The Rosetta 2 emulator runs in the background and kicks in, every time you start an x86-64 application. If you need to run x86-64 CLI programs, such as older Node.js Versions (<= v14) that don’t support Silicon, you can run the terminal in Rosetta mode. Alternatively, you can run individual commands in emulation mode by using “arch”, e.g. arch -x86_64 node on the command line. Overall, emulation runs transparently and fast. It is barely noticeable, unless the process performs heavy computations, for example cross-compilation or building Docker images for the Intel architecture. While it is possible to run Kubernetes on the M1 machines, for example Minikube, Kind, or MicroK8s, the installation may still present some challenges. So, if your work is centred around Docker/Kubernetes and if you are using mainly x86 images, the M1 machines are not an ideal choice. The same can be said for programming environments that are not up to date, such as Node.js < 14, PHP < 8, older Python versions and in fact any programming environments with legacy x86 toolchains. You can still work in Rosetta mode, but it may not be ideal and you may have to wait for native Silicon support.

Let’s talk aftermarket upgrades. Is it possible to increase RAM and disk capacity in the M1 machines? The short answer is no, but possibly yes. Confusing, I know. The SDRAM and SSD components are soldered onto the main board. This makes upgrades incredibly difficult. Apple itself does neither perform nor recommend it. According to reports earlier this year, Chinese technicians have successfully performed both RAM and disk upgrades on the M1 models. Perhaps we will see inofficial M1 modding/upgrade services offered by shops in Asia soon. Given the inherent risks, voiding your warranty is probably the least of your concerns with this procedure. Another thing I didn’t like is the MacBook keyboard. It is ultraflat and squishy. My bi-lingual keyboard has keys with English and Thai characters appearing in the same font and colour, which is visually extremely confusing. On the positive side, the gimmicky touch bar has disappeared and made way for full-size function keys.

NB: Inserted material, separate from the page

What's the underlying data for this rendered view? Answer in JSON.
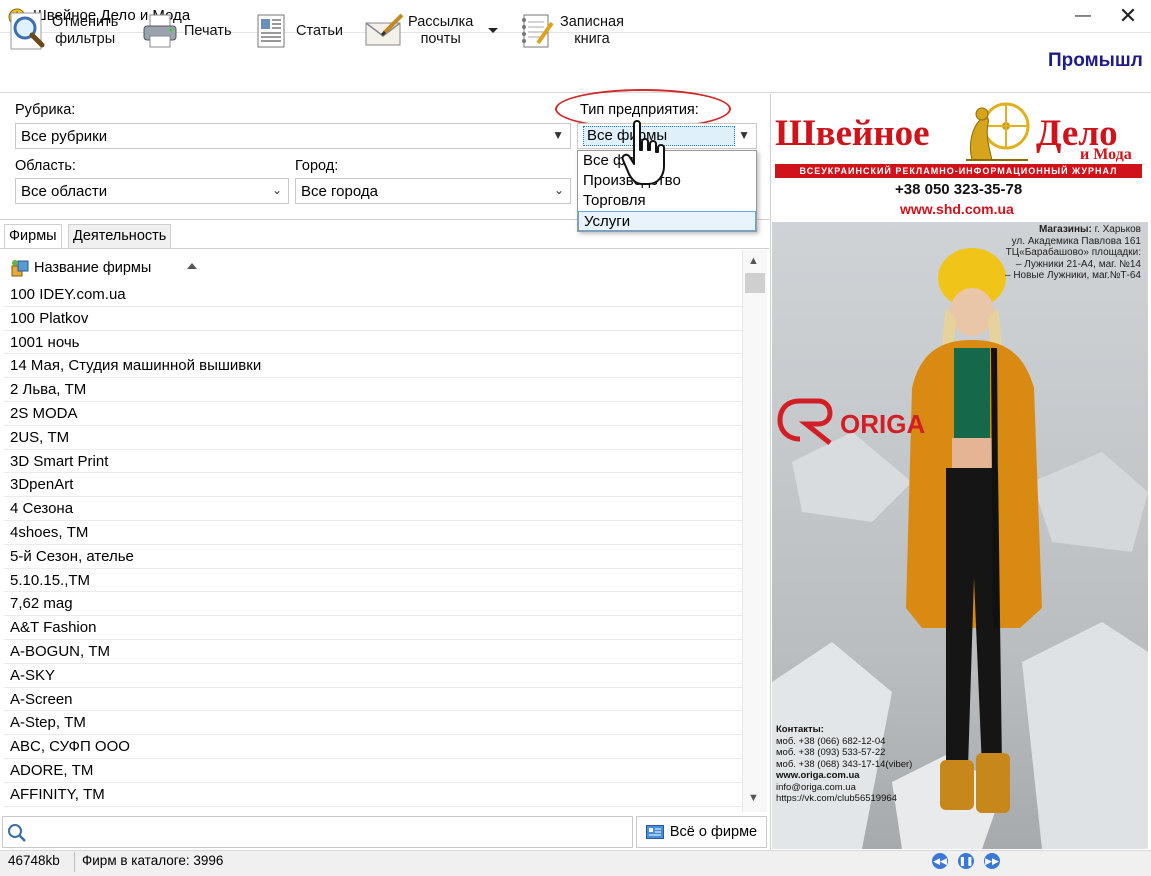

Would I recommend a M1 MacBook for development? Yes, certainly. If your work involves media creation, design, or any creative work even more so. Even for us “regular” developers who mainly deal with code, compilers, databases, diagrams, specifications and such, the M1 MacBook is very suitable unless your work is somehow tied to the x86 architecture. Would I prefer a MacBook for development? To be honest, I still prefer a high-end Linux machine. There are three reasons for that: (1) I can customise a Linux computer exactly to my needs, (2) it is more closely related to server environments, (3) I can pick, upgrade and expand the hardware as I wish. Finally, there is the price, which is steep for all M1 models. A high-end Thinkpad, Dell, or gaming laptop would cost less while offering similar or superior performance and configuration. The M1 Pro and Max models are premium laptops that come at a premium price.